The Mystery of Predestination

"And those He predestined, He also called; those He called, He also justified; those He justified, He also glorified" (Romans 8:30).

Today we begin a brief survey of the doctrine of predestination. The Westminster Confession of Faith states that “the doctrine of this high mystery of predestination is to be handled with special prudence and care” (WCF 3:8). Let us bear in mind these wise words as we proceed.

The word predestination is a compound of pre, meaning “before” and “destination.” It means that our destination is fixed in advance. In theology, predestination is not usually used to cover the question of whether God foreordains each and every event in our lives, but is used for the question of our personal destinations: heaven or hell. Predestination is concerned with salvation. The doctrine of providence addresses God’s superintendence of everything that happens in history.

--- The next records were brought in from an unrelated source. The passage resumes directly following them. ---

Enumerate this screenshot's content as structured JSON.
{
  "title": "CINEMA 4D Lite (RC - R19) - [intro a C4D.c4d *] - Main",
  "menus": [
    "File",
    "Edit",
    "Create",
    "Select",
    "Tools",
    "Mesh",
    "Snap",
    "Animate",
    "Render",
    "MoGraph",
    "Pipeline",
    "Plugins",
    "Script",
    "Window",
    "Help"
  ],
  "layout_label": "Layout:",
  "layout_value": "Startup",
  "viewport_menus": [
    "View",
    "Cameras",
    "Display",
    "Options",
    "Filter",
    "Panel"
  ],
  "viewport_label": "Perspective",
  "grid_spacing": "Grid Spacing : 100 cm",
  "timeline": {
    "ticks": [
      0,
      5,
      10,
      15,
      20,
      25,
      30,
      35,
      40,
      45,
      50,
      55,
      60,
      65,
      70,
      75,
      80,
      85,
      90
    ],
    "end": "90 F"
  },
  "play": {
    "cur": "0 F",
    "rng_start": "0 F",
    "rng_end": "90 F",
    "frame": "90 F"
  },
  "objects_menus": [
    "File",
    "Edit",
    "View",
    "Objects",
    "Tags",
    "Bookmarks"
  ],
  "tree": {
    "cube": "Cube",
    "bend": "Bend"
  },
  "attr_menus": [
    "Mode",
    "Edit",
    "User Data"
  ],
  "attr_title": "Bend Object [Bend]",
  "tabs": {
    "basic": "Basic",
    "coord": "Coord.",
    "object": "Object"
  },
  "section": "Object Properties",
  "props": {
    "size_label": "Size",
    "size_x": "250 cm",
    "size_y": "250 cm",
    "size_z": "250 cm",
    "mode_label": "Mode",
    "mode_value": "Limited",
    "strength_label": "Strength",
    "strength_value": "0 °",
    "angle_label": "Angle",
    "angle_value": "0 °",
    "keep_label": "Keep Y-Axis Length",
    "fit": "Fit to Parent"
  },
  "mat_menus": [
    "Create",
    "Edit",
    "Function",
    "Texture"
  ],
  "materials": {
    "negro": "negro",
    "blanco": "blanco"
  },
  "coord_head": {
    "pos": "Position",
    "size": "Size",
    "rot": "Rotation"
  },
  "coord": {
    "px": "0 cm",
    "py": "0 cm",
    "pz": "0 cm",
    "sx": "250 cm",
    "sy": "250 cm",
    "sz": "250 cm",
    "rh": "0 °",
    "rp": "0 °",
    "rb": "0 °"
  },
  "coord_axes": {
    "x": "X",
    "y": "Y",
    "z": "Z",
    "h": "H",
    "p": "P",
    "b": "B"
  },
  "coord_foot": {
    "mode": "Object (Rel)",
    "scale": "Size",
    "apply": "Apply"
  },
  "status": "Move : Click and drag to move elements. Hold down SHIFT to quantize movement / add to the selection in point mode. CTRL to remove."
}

There are three approaches to predestination of which we need to be aware. The first is called Pelagianism, after the early church heretic Pelagius. His fundamental assumption was that the natural man has within himself the capacity to keep the commandments of God to such a degree as to be redeemed without any help from divine grace. Against Pelagius, Augustine stressed the total dependence of the sinner upon the grace of God for salvation. He repudiated Pelagianism as an early form of humanism. Pelagianism is found in the cults, in many liberal circles, and even among former evangelicals who now teach that God is trapped in time and has no idea of what the future will bring (the “limited god” doctrine).

Within authentic Christianity there are two views of predestination. Semi-Pelagianism, or Arminianism, holds that God does indeed predestine the saints to salvation, and that His grace is necessary, but that predestination is based on His knowledge of who will and who will not freely respond to His general grace.

Augustinianism holds that God’s choice is based solely in His sovereign good pleasure. Man is so depraved in his fallenness that apart from the irresistible grace of God, no one could ever turn to Christ. Jesus made this clear in John 6:44.

Great Augustinian theologians include Martin Luther, John Calvin, Thomas Aquinas, Jonathan Edwards. That such great men agreed with Augustine does not make their doctrine true, but we should give it serious consideration. Ask God to help you seek truth as we study this subject in coming days.